→ **TASK PROMPT**: Could you write out the data that follows, exactly and in full?

─── MATERIAL FOR THE TASK

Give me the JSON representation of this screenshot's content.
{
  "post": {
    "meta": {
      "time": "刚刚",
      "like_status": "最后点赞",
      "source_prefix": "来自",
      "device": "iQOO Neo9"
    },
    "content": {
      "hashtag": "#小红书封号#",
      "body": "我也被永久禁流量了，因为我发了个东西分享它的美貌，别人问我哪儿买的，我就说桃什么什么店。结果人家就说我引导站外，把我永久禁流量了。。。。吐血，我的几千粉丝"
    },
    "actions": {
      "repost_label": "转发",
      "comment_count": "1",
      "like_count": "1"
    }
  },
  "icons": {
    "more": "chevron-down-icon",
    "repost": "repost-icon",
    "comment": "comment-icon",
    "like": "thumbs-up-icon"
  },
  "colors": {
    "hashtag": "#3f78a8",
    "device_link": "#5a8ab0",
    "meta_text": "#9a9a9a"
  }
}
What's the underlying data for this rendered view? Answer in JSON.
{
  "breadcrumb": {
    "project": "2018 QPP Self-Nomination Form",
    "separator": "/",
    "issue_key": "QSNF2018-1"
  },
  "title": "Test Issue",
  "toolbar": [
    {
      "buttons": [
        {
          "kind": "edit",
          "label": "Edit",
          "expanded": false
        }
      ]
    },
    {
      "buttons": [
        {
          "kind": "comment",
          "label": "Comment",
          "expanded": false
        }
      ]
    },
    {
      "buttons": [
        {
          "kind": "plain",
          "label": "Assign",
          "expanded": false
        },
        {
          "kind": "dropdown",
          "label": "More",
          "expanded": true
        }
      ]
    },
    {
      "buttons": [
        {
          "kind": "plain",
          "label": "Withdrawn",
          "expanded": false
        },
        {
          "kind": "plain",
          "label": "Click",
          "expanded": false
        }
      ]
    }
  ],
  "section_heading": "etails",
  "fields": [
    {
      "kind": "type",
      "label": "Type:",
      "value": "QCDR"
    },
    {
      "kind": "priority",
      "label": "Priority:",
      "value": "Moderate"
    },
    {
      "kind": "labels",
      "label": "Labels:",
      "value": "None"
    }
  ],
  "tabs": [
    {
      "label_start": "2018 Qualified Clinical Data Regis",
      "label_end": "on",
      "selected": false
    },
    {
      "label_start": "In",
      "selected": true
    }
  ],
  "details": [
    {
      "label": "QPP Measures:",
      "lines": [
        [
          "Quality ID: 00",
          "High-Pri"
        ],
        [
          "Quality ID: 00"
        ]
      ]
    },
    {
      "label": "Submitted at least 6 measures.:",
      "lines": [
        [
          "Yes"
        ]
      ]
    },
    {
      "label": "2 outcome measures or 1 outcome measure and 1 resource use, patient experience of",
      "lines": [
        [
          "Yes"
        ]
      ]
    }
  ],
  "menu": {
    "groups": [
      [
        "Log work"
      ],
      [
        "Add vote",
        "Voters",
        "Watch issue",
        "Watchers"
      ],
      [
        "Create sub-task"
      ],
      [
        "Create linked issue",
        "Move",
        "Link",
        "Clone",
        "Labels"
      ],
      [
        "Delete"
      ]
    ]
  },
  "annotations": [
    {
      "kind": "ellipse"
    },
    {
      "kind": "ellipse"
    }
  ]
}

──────

→ **ANSWER SPACE**:
Give me the JSON representation of this screenshot's content.
{
  "post": {
    "meta": {
      "time": "刚刚",
      "like_status": "最后点赞",
      "source_prefix": "来自",
      "device": "iQOO Neo9"
    },
    "content": {
      "hashtag": "#小红书封号#",
      "body": "我也被永久禁流量了，因为我发了个东西分享它的美貌，别人问我哪儿买的，我就说桃什么什么店。结果人家就说我引导站外，把我永久禁流量了。。。。吐血，我的几千粉丝"
    },
    "actions": {
      "repost_label": "转发",
      "comment_count": "1",
      "like_count": "1"
    }
  },
  "icons": {
    "more": "chevron-down-icon",
    "repost": "repost-icon",
    "comment": "comment-icon",
    "like": "thumbs-up-icon"
  },
  "colors": {
    "hashtag": "#3f78a8",
    "device_link": "#5a8ab0",
    "meta_text": "#9a9a9a"
  }
}
What's the underlying data for this rendered view? Answer in JSON.
{
  "breadcrumb": {
    "project": "2018 QPP Self-Nomination Form",
    "separator": "/",
    "issue_key": "QSNF2018-1"
  },
  "title": "Test Issue",
  "toolbar": [
    {
      "buttons": [
        {
          "kind": "edit",
          "label": "Edit",
          "expanded": false
        }
      ]
    },
    {
      "buttons": [
        {
          "kind": "comment",
          "label": "Comment",
          "expanded": false
        }
      ]
    },
    {
      "buttons": [
        {
          "kind": "plain",
          "label": "Assign",
          "expanded": false
        },
        {
          "kind": "dropdown",
          "label": "More",
          "expanded": true
        }
      ]
    },
    {
      "buttons": [
        {
          "kind": "plain",
          "label": "Withdrawn",
          "expanded": false
        },
        {
          "kind": "plain",
          "label": "Click",
          "expanded": false
        }
      ]
    }
  ],
  "section_heading": "etails",
  "fields": [
    {
      "kind": "type",
      "label": "Type:",
      "value": "QCDR"
    },
    {
      "kind": "priority",
      "label": "Priority:",
      "value": "Moderate"
    },
    {
      "kind": "labels",
      "label": "Labels:",
      "value": "None"
    }
  ],
  "tabs": [
    {
      "label_start": "2018 Qualified Clinical Data Regis",
      "label_end": "on",
      "selected": false
    },
    {
      "label_start": "In",
      "selected": true
    }
  ],
  "details": [
    {
      "label": "QPP Measures:",
      "lines": [
        [
          "Quality ID: 00",
          "High-Pri"
        ],
        [
          "Quality ID: 00"
        ]
      ]
    },
    {
      "label": "Submitted at least 6 measures.:",
      "lines": [
        [
          "Yes"
        ]
      ]
    },
    {
      "label": "2 outcome measures or 1 outcome measure and 1 resource use, patient experience of",
      "lines": [
        [
          "Yes"
        ]
      ]
    }
  ],
  "menu": {
    "groups": [
      [
        "Log work"
      ],
      [
        "Add vote",
        "Voters",
        "Watch issue",
        "Watchers"
      ],
      [
        "Create sub-task"
      ],
      [
        "Create linked issue",
        "Move",
        "Link",
        "Clone",
        "Labels"
      ],
      [
        "Delete"
      ]
    ]
  },
  "annotations": [
    {
      "kind": "ellipse"
    },
    {
      "kind": "ellipse"
    }
  ]
}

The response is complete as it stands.